Patients with suspected severe infection from which blood cultures were taken were included in the study. Procalcitonin (PCT) levels were determined, and APACHE II, MEDS and SOFA scores were calculated at admission. Endpoints were 28-day-mortality and necessity for therapy on an ICU. Receiver operating characteristic (ROC) curve analysis was performed to compare the ability of the three scores to predict the endpoints.
We analyzed 211 patients. Eighty-two patients (43.6%) had a PCT value ≥2 ng/ml and were considered septic. Mean values of APACHE II, MEDS and SOFA score were 16.1 ± 8.5, 7.4 ± 4.7, and 3.4 ± 3.1 respectively. Tables Tables11 and and22 show the area under the curve (AUC) values of the ROC curves for mortality (Table (Table1)1) and ICU therapy (Table (Table22).

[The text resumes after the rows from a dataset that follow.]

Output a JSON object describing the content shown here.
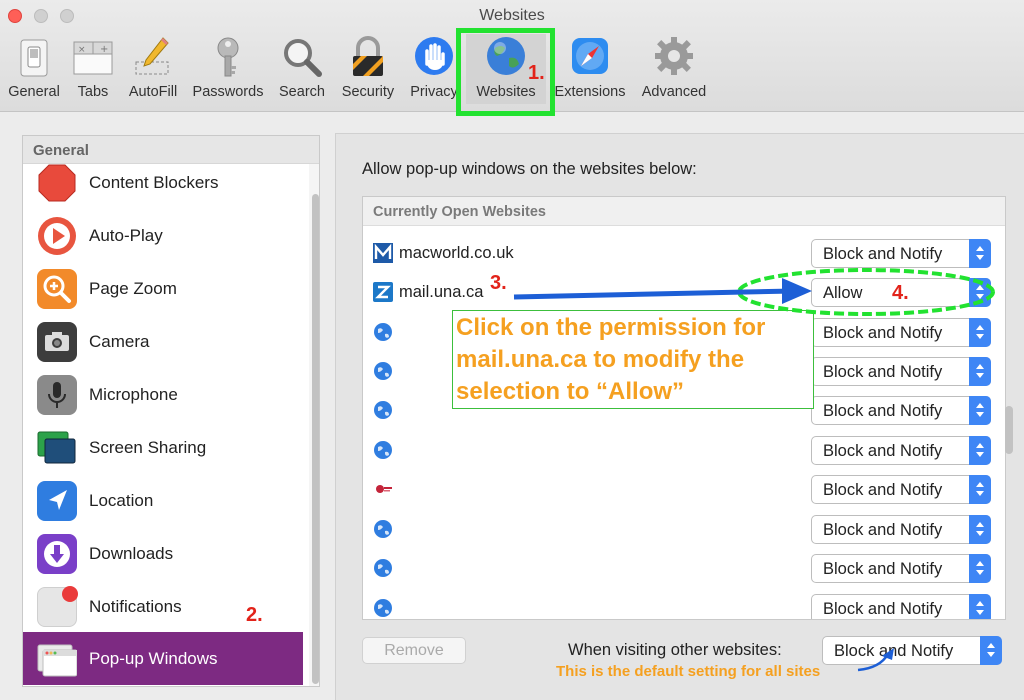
{
  "window": {
    "title": "Websites"
  },
  "toolbar": {
    "items": [
      {
        "label": "General",
        "icon": "general-switch-icon"
      },
      {
        "label": "Tabs",
        "icon": "tabs-icon"
      },
      {
        "label": "AutoFill",
        "icon": "autofill-pencil-icon"
      },
      {
        "label": "Passwords",
        "icon": "key-icon"
      },
      {
        "label": "Search",
        "icon": "magnifier-icon"
      },
      {
        "label": "Security",
        "icon": "padlock-icon"
      },
      {
        "label": "Privacy",
        "icon": "hand-icon"
      },
      {
        "label": "Websites",
        "icon": "globe-icon",
        "selected": true
      },
      {
        "label": "Extensions",
        "icon": "compass-icon"
      },
      {
        "label": "Advanced",
        "icon": "gear-icon"
      }
    ]
  },
  "sidebar": {
    "header": "General",
    "items": [
      {
        "label": "Content Blockers",
        "icon": "stop-sign-icon"
      },
      {
        "label": "Auto-Play",
        "icon": "play-icon"
      },
      {
        "label": "Page Zoom",
        "icon": "zoom-icon"
      },
      {
        "label": "Camera",
        "icon": "camera-icon"
      },
      {
        "label": "Microphone",
        "icon": "microphone-icon"
      },
      {
        "label": "Screen Sharing",
        "icon": "screen-sharing-icon"
      },
      {
        "label": "Location",
        "icon": "location-arrow-icon"
      },
      {
        "label": "Downloads",
        "icon": "download-icon"
      },
      {
        "label": "Notifications",
        "icon": "notifications-icon"
      },
      {
        "label": "Pop-up Windows",
        "icon": "popup-windows-icon",
        "selected": true
      }
    ]
  },
  "main": {
    "heading": "Allow pop-up windows on the websites below:",
    "list_header": "Currently Open Websites",
    "rows": [
      {
        "site": "macworld.co.uk",
        "favicon": "macworld-m-icon",
        "setting": "Block and Notify"
      },
      {
        "site": "mail.una.ca",
        "favicon": "zimbra-z-icon",
        "setting": "Allow"
      },
      {
        "site": "",
        "favicon": "globe-favicon",
        "setting": "Block and Notify"
      },
      {
        "site": "",
        "favicon": "globe-favicon",
        "setting": "Block and Notify"
      },
      {
        "site": "",
        "favicon": "globe-favicon",
        "setting": "Block and Notify"
      },
      {
        "site": "",
        "favicon": "globe-favicon",
        "setting": "Block and Notify"
      },
      {
        "site": "",
        "favicon": "red-logo-favicon",
        "setting": "Block and Notify"
      },
      {
        "site": "",
        "favicon": "globe-favicon",
        "setting": "Block and Notify"
      },
      {
        "site": "",
        "favicon": "globe-favicon",
        "setting": "Block and Notify"
      },
      {
        "site": "",
        "favicon": "globe-favicon",
        "setting": "Block and Notify"
      }
    ],
    "remove_label": "Remove",
    "other_sites_label": "When visiting other websites:",
    "other_sites_value": "Block and Notify"
  },
  "annotations": {
    "step1": "1.",
    "step2": "2.",
    "step3": "3.",
    "step4": "4.",
    "instruction": "Click on the permission for mail.una.ca to modify the selection to “Allow”",
    "default_note": "This is the default setting for all sites"
  },
  "colors": {
    "selected_sidebar": "#7d2a82",
    "highlight_green": "#22e230",
    "annotation_orange": "#f5a020",
    "annotation_red": "#e2231a",
    "arrow_blue": "#1d5fd6",
    "popup_blue": "#3e86f5"
  }
}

All three scores are useful prognostic factors for mortality and for ICU therapy in the ED, with usually lower patients' severity of infection than in the ICU. The ICU-validated APACHE II and SOFA scores were of similar prognostic value as the ED-specific MEDS score.